Page and application data records:
== == ==
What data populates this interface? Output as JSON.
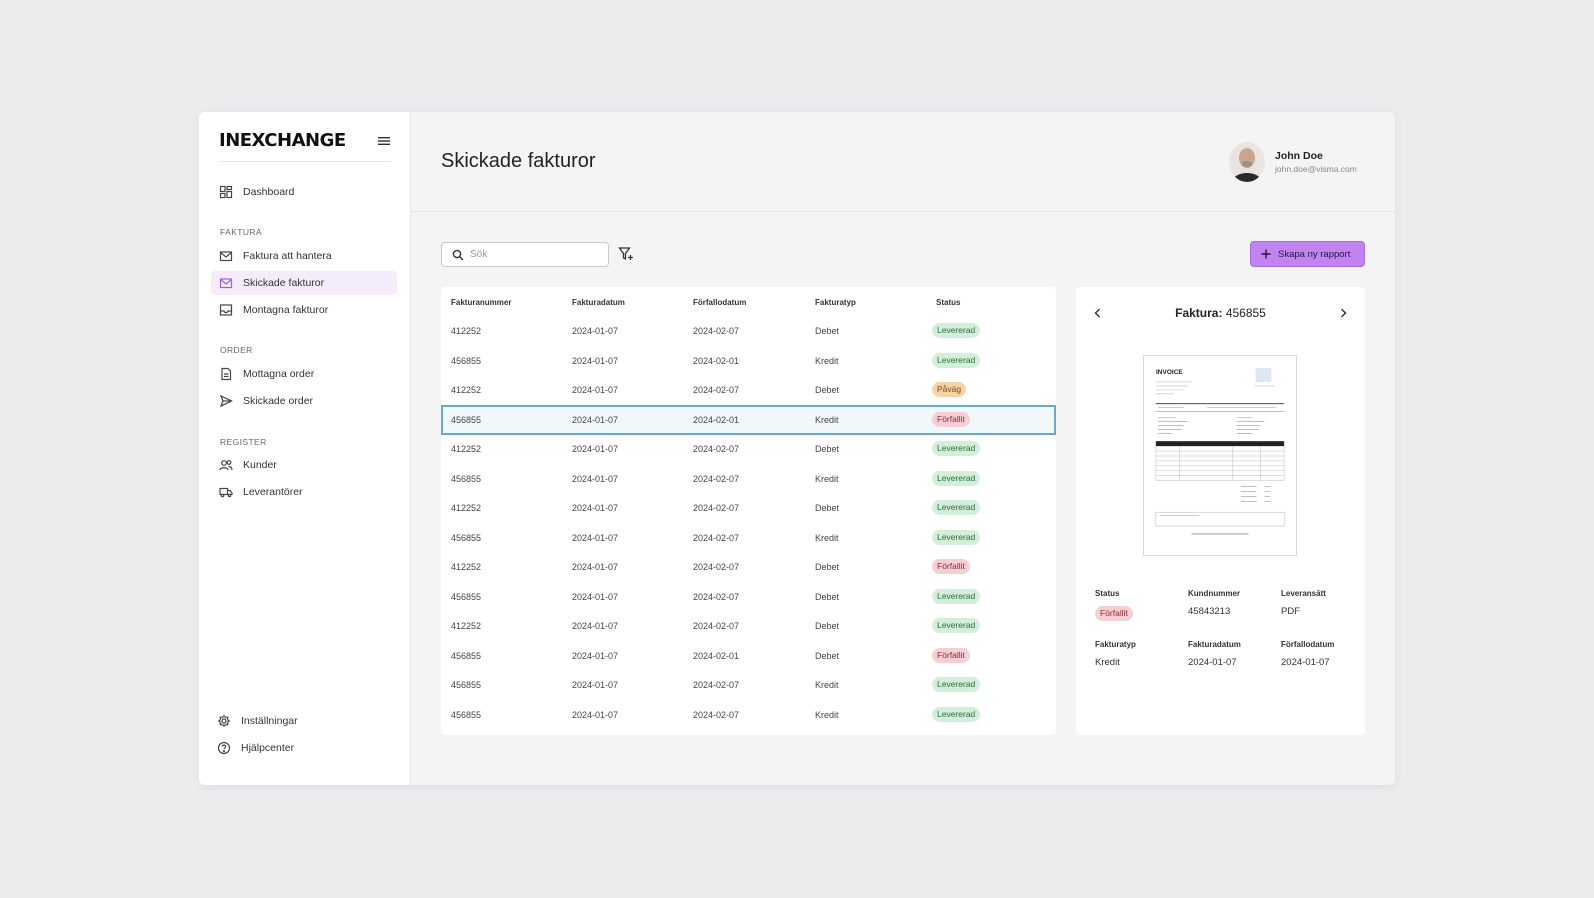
{
  "brand": {
    "logo_text": "INEXCHANGE"
  },
  "sidebar": {
    "dashboard": "Dashboard",
    "sections": {
      "faktura": "FAKTURA",
      "order": "ORDER",
      "register": "REGISTER"
    },
    "items": {
      "faktura_att_hantera": "Faktura att hantera",
      "skickade_fakturor": "Skickade fakturor",
      "montagna_fakturor": "Montagna fakturor",
      "mottagna_order": "Mottagna order",
      "skickade_order": "Skickade order",
      "kunder": "Kunder",
      "leverantorer": "Leverantörer"
    },
    "bottom": {
      "installningar": "Inställningar",
      "hjalpcenter": "Hjälpcenter"
    }
  },
  "header": {
    "title": "Skickade fakturor",
    "user_name": "John Doe",
    "user_email": "john.doe@visma.com"
  },
  "toolbar": {
    "search_placeholder": "Sök",
    "create_label": "Skapa ny rapport"
  },
  "table": {
    "columns": [
      "Fakturanummer",
      "Fakturadatum",
      "Förfallodatum",
      "Fakturatyp",
      "Status"
    ],
    "rows": [
      {
        "nr": "412252",
        "date": "2024-01-07",
        "due": "2024-02-07",
        "type": "Debet",
        "status": "Levererad",
        "kind": "ok"
      },
      {
        "nr": "456855",
        "date": "2024-01-07",
        "due": "2024-02-01",
        "type": "Kredit",
        "status": "Levererad",
        "kind": "ok"
      },
      {
        "nr": "412252",
        "date": "2024-01-07",
        "due": "2024-02-07",
        "type": "Debet",
        "status": "Påväg",
        "kind": "warn"
      },
      {
        "nr": "456855",
        "date": "2024-01-07",
        "due": "2024-02-01",
        "type": "Kredit",
        "status": "Förfallit",
        "kind": "bad"
      },
      {
        "nr": "412252",
        "date": "2024-01-07",
        "due": "2024-02-07",
        "type": "Debet",
        "status": "Levererad",
        "kind": "ok"
      },
      {
        "nr": "456855",
        "date": "2024-01-07",
        "due": "2024-02-07",
        "type": "Kredit",
        "status": "Levererad",
        "kind": "ok"
      },
      {
        "nr": "412252",
        "date": "2024-01-07",
        "due": "2024-02-07",
        "type": "Debet",
        "status": "Levererad",
        "kind": "ok"
      },
      {
        "nr": "456855",
        "date": "2024-01-07",
        "due": "2024-02-07",
        "type": "Kredit",
        "status": "Levererad",
        "kind": "ok"
      },
      {
        "nr": "412252",
        "date": "2024-01-07",
        "due": "2024-02-07",
        "type": "Debet",
        "status": "Förfallit",
        "kind": "bad"
      },
      {
        "nr": "456855",
        "date": "2024-01-07",
        "due": "2024-02-07",
        "type": "Debet",
        "status": "Levererad",
        "kind": "ok"
      },
      {
        "nr": "412252",
        "date": "2024-01-07",
        "due": "2024-02-07",
        "type": "Debet",
        "status": "Levererad",
        "kind": "ok"
      },
      {
        "nr": "456855",
        "date": "2024-01-07",
        "due": "2024-02-01",
        "type": "Debet",
        "status": "Förfallit",
        "kind": "bad"
      },
      {
        "nr": "456855",
        "date": "2024-01-07",
        "due": "2024-02-07",
        "type": "Kredit",
        "status": "Levererad",
        "kind": "ok"
      },
      {
        "nr": "456855",
        "date": "2024-01-07",
        "due": "2024-02-07",
        "type": "Kredit",
        "status": "Levererad",
        "kind": "ok"
      }
    ],
    "selected_index": 3
  },
  "detail": {
    "title_label": "Faktura:",
    "title_value": "456855",
    "invoice_heading": "INVOICE",
    "fields": {
      "status_label": "Status",
      "status_value": "Förfallit",
      "kundnummer_label": "Kundnummer",
      "kundnummer_value": "45843213",
      "leveranssatt_label": "Leveransätt",
      "leveranssatt_value": "PDF",
      "fakturatyp_label": "Fakturatyp",
      "fakturatyp_value": "Kredit",
      "fakturadatum_label": "Fakturadatum",
      "fakturadatum_value": "2024-01-07",
      "forfallodatum_label": "Förfallodatum",
      "forfallodatum_value": "2024-01-07"
    }
  },
  "colors": {
    "accent": "#c183f0",
    "active_nav": "#f4ecfb",
    "selected_row_border": "#6aa9c7",
    "status_ok": "#d4efd9",
    "status_warn": "#f6d3a6",
    "status_bad": "#f6cfd4"
  },
  "icons": {
    "dashboard": "grid-icon",
    "faktura_att_hantera": "mail-icon",
    "skickade_fakturor": "mail-icon",
    "montagna_fakturor": "inbox-icon",
    "mottagna_order": "document-icon",
    "skickade_order": "send-icon",
    "kunder": "users-icon",
    "leverantorer": "truck-icon",
    "installningar": "gear-icon",
    "hjalpcenter": "help-icon"
  }
}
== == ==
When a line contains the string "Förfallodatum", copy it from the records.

== ANSWER FOR THIS EXERCISE ==
      "Förfallodatum",
      "forfallodatum_label": "Förfallodatum",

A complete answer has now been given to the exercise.